This past weekend, Proctor hosted its annual Alumni Reunion weekend as alumni from around the globe returned to campus to reconnect with their Proctor experience. For many of our older alumni, including the remarkable 22 members of the Class of 1967 who returned for their 50th reunion, campus looks much different than it did during their time on campus. Not only have Proctor’s physical footprint and programs evolved considerably since 1957, but so has enrollment from roughly 100 students (all boys) in 1957 to 370 students (boys and girls) from around the globe today.

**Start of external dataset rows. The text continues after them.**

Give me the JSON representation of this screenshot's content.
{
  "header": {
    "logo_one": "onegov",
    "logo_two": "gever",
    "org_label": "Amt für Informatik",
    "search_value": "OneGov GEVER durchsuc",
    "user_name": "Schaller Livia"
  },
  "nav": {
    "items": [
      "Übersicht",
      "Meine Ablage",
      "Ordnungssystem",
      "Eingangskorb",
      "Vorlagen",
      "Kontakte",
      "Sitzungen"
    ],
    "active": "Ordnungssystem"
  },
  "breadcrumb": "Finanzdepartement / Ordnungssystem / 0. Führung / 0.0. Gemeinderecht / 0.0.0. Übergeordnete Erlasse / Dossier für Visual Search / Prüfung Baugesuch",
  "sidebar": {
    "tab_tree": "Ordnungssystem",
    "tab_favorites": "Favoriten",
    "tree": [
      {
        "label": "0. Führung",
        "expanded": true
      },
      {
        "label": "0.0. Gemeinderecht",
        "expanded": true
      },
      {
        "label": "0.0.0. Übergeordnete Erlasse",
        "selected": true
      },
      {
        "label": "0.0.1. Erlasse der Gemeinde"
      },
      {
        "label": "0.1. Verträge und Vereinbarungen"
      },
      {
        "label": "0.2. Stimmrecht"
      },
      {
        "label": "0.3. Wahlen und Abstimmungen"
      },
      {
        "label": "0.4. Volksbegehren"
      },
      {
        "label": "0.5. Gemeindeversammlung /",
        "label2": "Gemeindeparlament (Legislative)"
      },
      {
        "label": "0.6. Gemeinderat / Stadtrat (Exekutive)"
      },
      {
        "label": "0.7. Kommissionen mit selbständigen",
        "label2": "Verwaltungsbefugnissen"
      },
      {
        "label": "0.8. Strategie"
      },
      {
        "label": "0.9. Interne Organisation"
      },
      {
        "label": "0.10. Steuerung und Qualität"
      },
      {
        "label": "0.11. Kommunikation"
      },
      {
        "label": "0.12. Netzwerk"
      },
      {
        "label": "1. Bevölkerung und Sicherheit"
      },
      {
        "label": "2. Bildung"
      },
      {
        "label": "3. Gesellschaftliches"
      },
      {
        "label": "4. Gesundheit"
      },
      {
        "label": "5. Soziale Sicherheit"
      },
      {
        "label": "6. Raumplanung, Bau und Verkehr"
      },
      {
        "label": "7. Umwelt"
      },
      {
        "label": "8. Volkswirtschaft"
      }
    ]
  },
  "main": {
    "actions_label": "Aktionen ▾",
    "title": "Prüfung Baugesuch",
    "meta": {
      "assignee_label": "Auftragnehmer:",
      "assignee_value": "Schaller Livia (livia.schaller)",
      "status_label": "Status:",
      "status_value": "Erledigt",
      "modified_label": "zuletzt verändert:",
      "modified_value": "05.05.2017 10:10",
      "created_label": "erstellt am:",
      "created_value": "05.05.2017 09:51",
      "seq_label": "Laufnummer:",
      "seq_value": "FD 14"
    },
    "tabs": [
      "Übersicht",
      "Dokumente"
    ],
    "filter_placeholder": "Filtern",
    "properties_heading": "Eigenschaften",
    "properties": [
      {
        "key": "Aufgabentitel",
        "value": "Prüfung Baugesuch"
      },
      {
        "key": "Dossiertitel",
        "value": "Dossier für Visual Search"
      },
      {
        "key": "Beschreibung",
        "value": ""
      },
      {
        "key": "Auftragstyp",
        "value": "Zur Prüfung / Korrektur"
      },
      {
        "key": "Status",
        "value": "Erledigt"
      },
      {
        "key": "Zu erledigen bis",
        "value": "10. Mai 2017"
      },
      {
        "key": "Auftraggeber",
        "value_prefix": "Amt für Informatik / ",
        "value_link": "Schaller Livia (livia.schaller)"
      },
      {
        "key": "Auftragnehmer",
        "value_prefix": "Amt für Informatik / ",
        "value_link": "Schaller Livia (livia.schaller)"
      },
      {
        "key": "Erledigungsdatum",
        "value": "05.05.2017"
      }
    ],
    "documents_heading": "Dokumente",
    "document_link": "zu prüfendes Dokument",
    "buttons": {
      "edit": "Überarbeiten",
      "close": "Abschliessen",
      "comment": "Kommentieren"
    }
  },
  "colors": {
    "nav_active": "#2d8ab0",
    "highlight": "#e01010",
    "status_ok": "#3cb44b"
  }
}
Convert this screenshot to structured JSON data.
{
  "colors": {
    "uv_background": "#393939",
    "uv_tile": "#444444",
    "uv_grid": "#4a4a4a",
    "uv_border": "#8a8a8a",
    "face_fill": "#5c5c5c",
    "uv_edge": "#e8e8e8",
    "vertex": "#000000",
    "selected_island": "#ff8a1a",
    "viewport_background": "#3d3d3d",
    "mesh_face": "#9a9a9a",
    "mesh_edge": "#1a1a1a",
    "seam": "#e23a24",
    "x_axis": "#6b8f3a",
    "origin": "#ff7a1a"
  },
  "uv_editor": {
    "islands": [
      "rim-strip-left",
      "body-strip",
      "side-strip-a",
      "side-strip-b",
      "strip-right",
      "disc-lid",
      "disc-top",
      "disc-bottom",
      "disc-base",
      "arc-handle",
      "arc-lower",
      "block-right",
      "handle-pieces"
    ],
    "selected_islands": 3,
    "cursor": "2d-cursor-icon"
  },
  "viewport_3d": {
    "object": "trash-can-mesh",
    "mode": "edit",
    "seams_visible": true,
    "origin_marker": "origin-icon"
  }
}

I used to walk down the halls of my large public high school and hide. I was terrified of having a discussion with a teacher or administrator. I had always been a fairly shy person, but school had exacerbated this trait to a new level. As I got older, it began to influence my performance in school. I did not allow myself to have conversations about assignments, or ask questions about material covered in class.

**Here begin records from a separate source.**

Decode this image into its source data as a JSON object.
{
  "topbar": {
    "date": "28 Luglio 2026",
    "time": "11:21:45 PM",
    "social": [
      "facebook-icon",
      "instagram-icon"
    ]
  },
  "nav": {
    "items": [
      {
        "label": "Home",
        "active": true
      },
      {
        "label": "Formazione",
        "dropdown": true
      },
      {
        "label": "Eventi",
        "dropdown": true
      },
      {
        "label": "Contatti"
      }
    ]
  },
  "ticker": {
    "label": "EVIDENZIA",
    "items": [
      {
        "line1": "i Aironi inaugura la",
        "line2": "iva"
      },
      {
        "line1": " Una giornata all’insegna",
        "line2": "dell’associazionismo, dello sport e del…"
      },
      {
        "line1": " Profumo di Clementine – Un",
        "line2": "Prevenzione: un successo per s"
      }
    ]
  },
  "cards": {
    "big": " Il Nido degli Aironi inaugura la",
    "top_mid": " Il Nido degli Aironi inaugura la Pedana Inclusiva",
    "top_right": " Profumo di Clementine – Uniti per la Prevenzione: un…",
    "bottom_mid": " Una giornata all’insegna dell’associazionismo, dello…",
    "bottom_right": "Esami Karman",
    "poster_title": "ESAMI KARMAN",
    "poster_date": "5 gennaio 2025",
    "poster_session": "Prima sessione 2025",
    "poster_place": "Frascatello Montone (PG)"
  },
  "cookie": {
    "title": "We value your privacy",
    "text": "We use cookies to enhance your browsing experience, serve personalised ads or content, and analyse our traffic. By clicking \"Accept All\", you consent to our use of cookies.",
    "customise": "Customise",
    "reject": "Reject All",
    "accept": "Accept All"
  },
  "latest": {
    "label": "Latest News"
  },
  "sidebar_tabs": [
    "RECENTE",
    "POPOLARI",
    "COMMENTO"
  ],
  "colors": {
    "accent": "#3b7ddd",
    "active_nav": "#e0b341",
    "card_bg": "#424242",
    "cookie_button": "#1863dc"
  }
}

Too often we fail to share gratitude for others at the time they directly impact our lives. Parents can certainly relate to this. When was the last time your child thanked you for driving them to the dentist or for buying and making dinner each night? Children and adults, alike, simply expect certain actions from others because the actions fall within that person’s job description or role. This habit of inadvertently taking others for granted is not a malicious one, but rather an unfortunate reality we all face as we rush through life.
At Proctor, we live in this wonderful bubble where intellectual curiosity is celebrated, students embrace challenging conversations alongside each other, safely travel the world on Proctor’s off-campus programs, warm meals are provided three times a day, and our biggest stress is not having enough hours in the day to learn all we want to learn. Families choose to invest in this safe, supportive, intentional learning community at Proctor, and it is without a doubt the best environment for students to learn about themselves and the world around them.
Each week a new student gets to write the blog. We can write about whatever we want. The thing is when teachers give you the freedom to write anything it is either amazing and the words come flowing onto the page, or a painstakingly slow process where you are stuck so long looking at a blank screen that you start to hallucinate or forget what words even are. So where to start?